Comments on Greenhow, Robelia, and Hughes: Technologies That Facilitate Generating Knowledge and Possibly Wisdom
Greenhow, Robelia, and Hughes (2009) argue that Web 2.0 media are well suited to enhancing the education research community’s purpose of generating and sharing knowledge. The author of this paper first articulates how a research infrastructure with capabilities for communal bookmarking, photo and video sharing, social networking, wikis, and mash-ups could enhance both the pace and quality of education scholarship, complementing federal investments in cyberinfrastructure. He then argues for a second, more provocative and controversial usage of this research infrastructure: an experimental attempt to generate 'wisdom.'
Updated: Jul. 21, 2009
Student Perceptions of Using Instant Messaging Software to Facilitate Synchronous Online Class Interaction in a Graduate Teacher Education Course
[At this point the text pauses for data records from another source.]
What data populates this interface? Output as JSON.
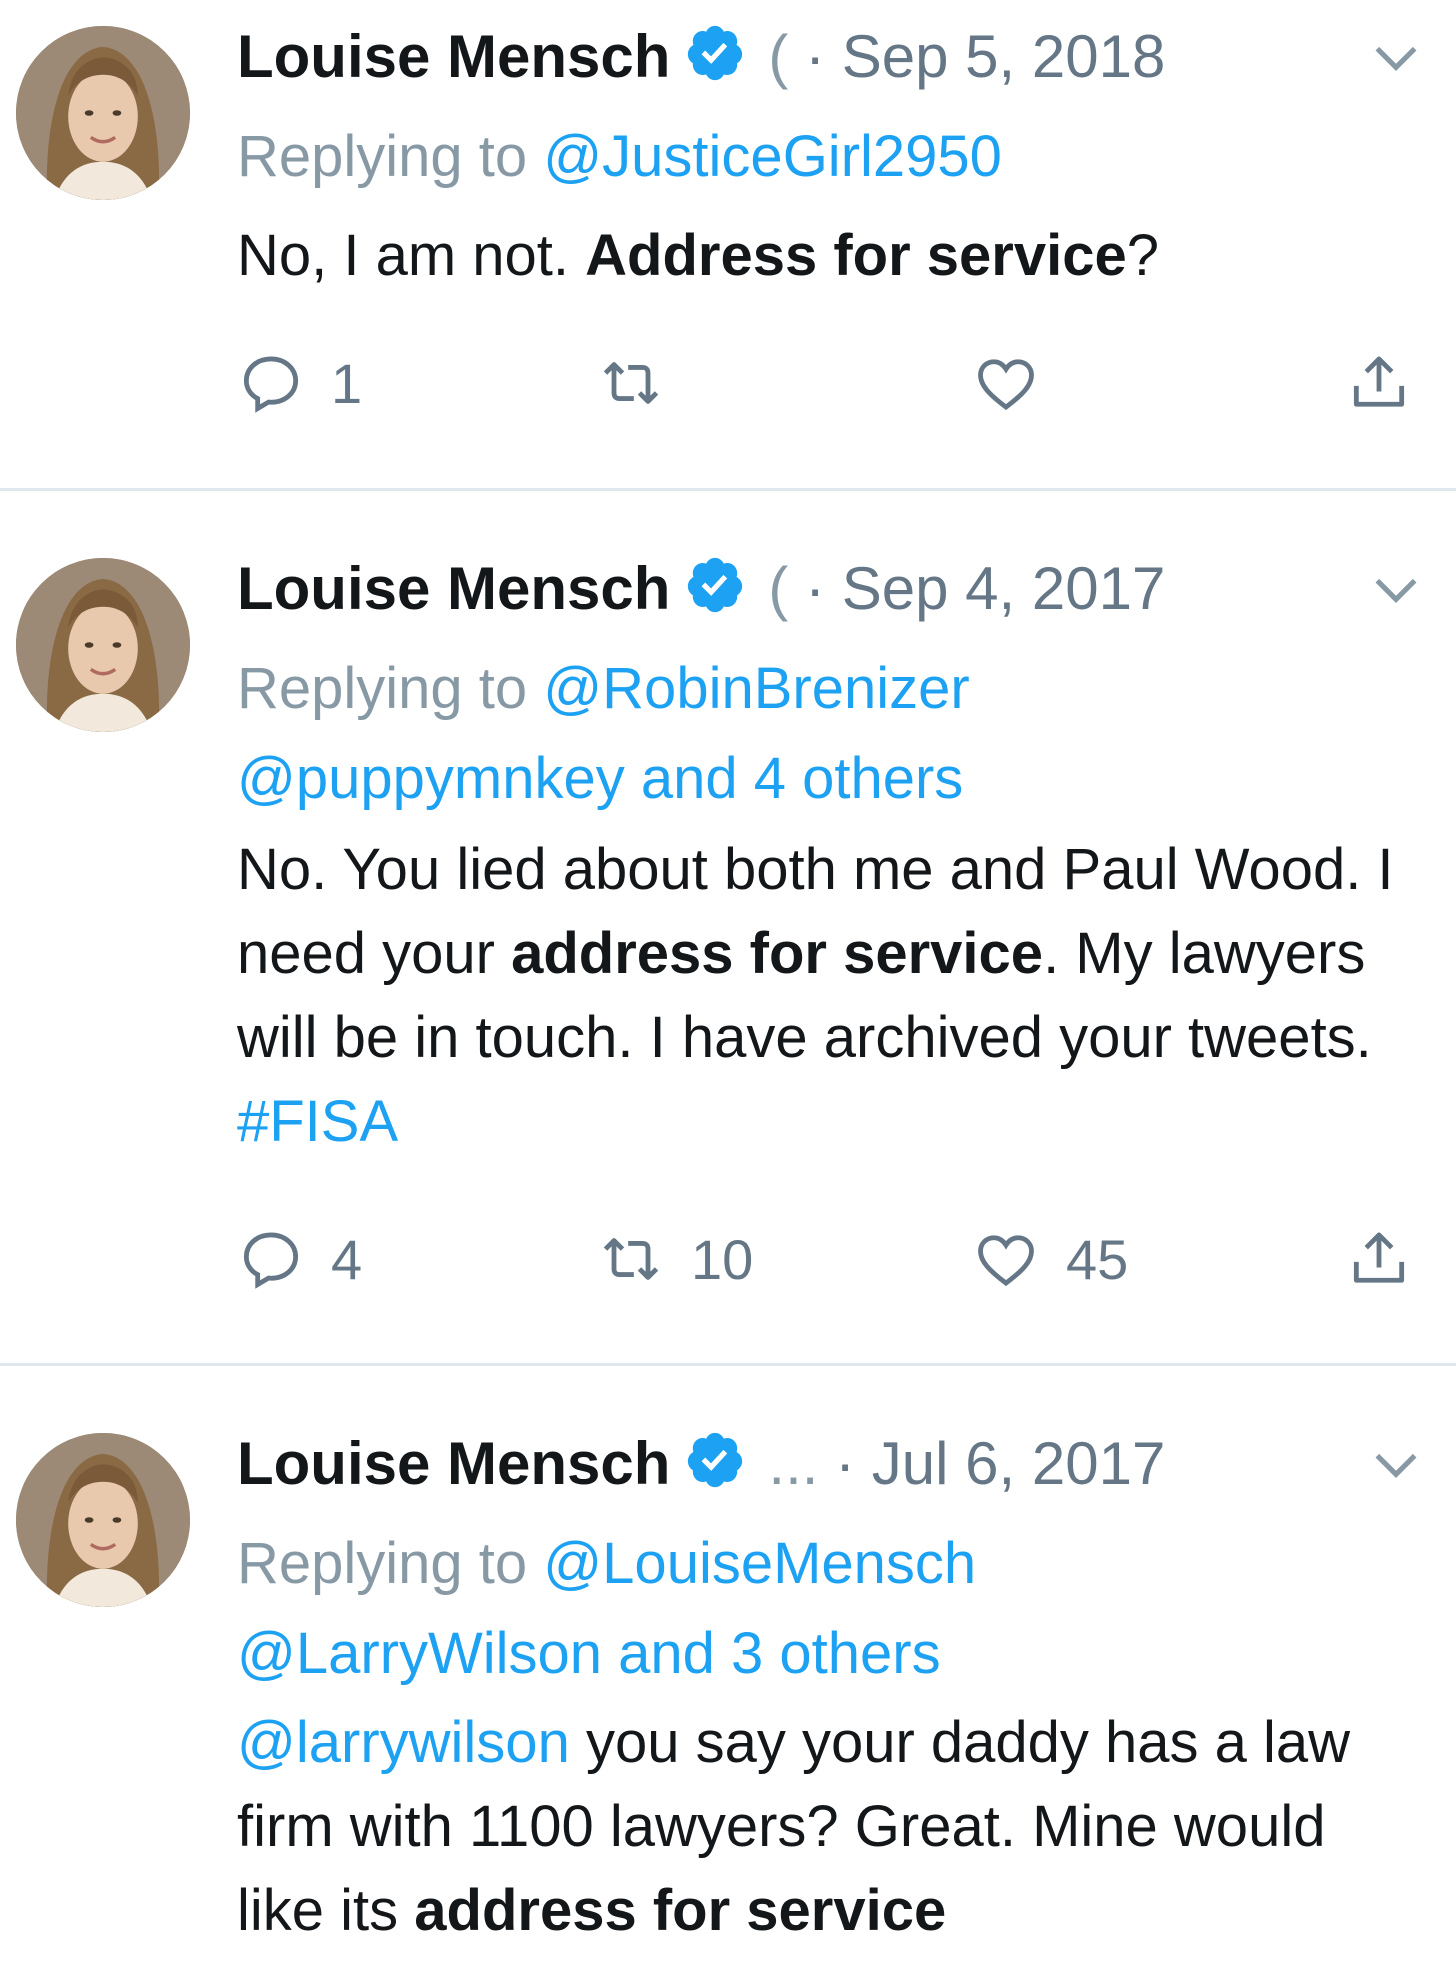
{
  "tweets": [
    {
      "name": "Louise Mensch",
      "handle": "(",
      "dot": "·",
      "date": "Sep 5, 2018",
      "replying_label": "Replying to",
      "replying_to": "@JusticeGirl2950",
      "replying_more": "",
      "text_plain_1": "No, I am not. ",
      "text_bold_1": "Address for service",
      "text_plain_2": "?",
      "replies": "1",
      "retweets": "",
      "likes": ""
    },
    {
      "name": "Louise Mensch",
      "handle": "(",
      "dot": "·",
      "date": "Sep 4, 2017",
      "replying_label": "Replying to",
      "replying_to": "@RobinBrenizer",
      "replying_more": "@puppymnkey and 4 others",
      "text_plain_1": "No. You lied about both me and Paul Wood. I need your ",
      "text_bold_1": "address for service",
      "text_plain_2": ". My lawyers will be in touch. I have archived your tweets. ",
      "hashtag": "#FISA",
      "replies": "4",
      "retweets": "10",
      "likes": "45"
    },
    {
      "name": "Louise Mensch",
      "handle": "...",
      "dot": "·",
      "date": "Jul 6, 2017",
      "replying_label": "Replying to",
      "replying_to": "@LouiseMensch",
      "replying_more": "@LarryWilson and 3 others",
      "mention": "@larrywilson",
      "text_plain_1": " you say your daddy has a law firm with 1100 lawyers? Great. Mine would like its ",
      "text_bold_1": "address for service"
    }
  ],
  "colors": {
    "link": "#1da1f2",
    "muted": "#8899a6",
    "text": "#14171a",
    "divider": "#e1e8ed"
  },
  "icons": [
    "verified-badge-icon",
    "chevron-down-icon",
    "reply-icon",
    "retweet-icon",
    "like-icon",
    "share-icon"
  ]
}
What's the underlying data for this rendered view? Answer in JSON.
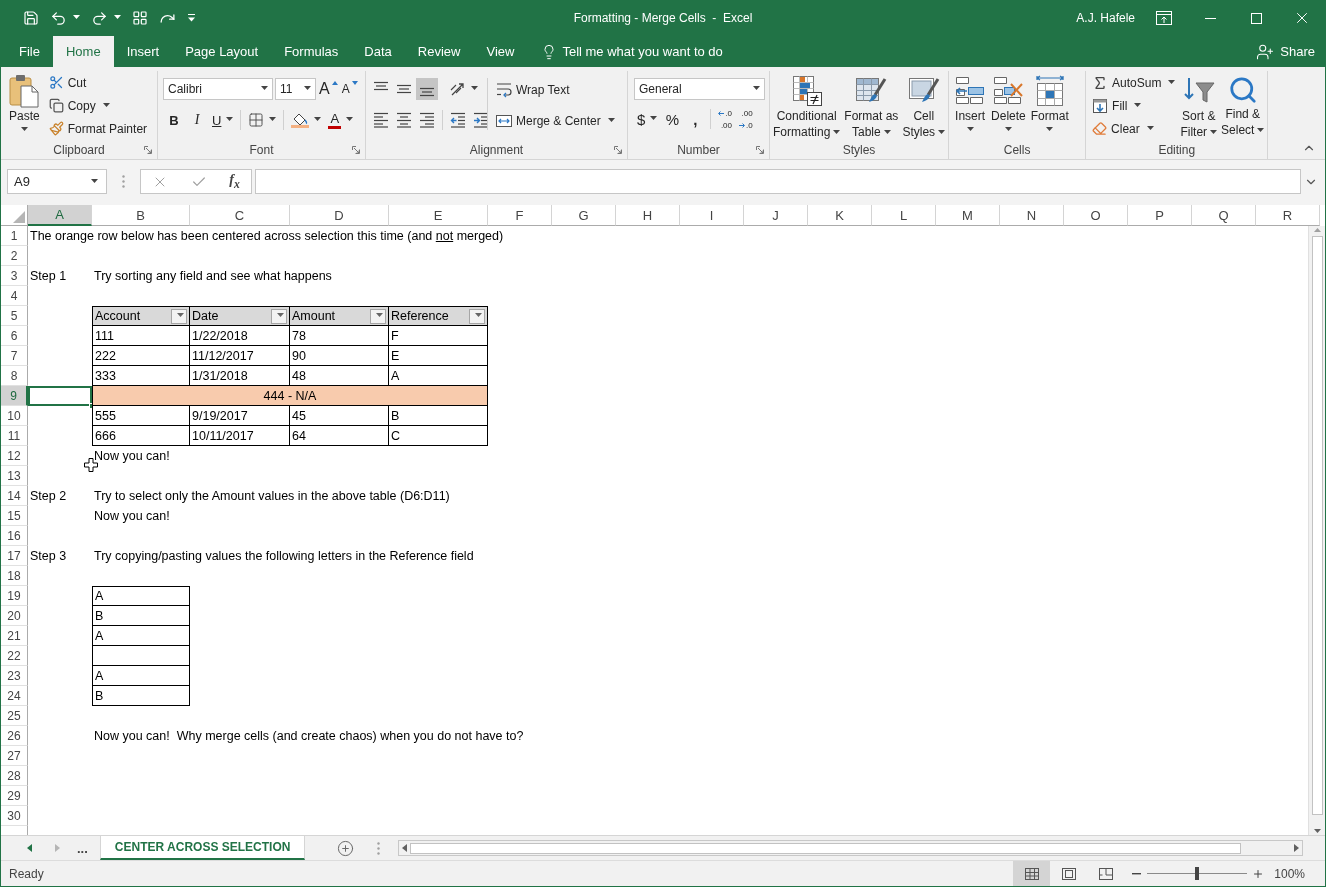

The study examined student perceptions of using instant messaging software for online interactive chapter discussions in a graduate teacher educational technology course. Students rated the course significantly higher than their regular classroom courses. The findings support the proposition that instant messaging may be used as a technique to increase dialogue. Hence, It reduces transactional distance, especially among students, in an online course environment.
Updated: Mar. 09, 2009
The present study reviews prior studies on educational blogs and traditional computer-mediated communication (CMC) applications and analyzes the benefits of educational blogs over traditional CMC tools. It develops a model for the use of blogs in educational contexts by taking into account socio-technical systems theory. The model contributes to interactivity, an open system, a visualization tool, and a decentralized environment of online communication circumstance.
Updated: Dec. 01, 2008
Today, the lifelong learning has become a necessity in most professions, especially in computer science where people are constrained to follow fast developments.This learning is predominantly informal, based on selfstudying. Internet has turned into the most important source of all kind of information. Many Web sites provide tools and services for exchange of knowledge between people sharing a common concern, and that has a significant influence on self-studying. Personal learning environment provides an opportunity for the user to create and manage his or her environment for learning and knowledge exchange. This article describes a model of personal learning environment based on available free Web services.
Updated: Oct. 22, 2008
Are they the same? Comparing the instructional quality of online and face-to-face graduate education courses
This study looks at response rates and compares instructional quality, using student course evaluations along with additional data from online and face-to-face graduate education courses, to evaluate the effectiveness of instruction. A statistical analysis of students' course evaluations showed no significant difference in instructional quality based on the format used. Together with comparisons of student work, these results provide additional evidence in support of the finding of no significant difference between formats in the area of instructional quality.
Updated: Jan. 15, 2008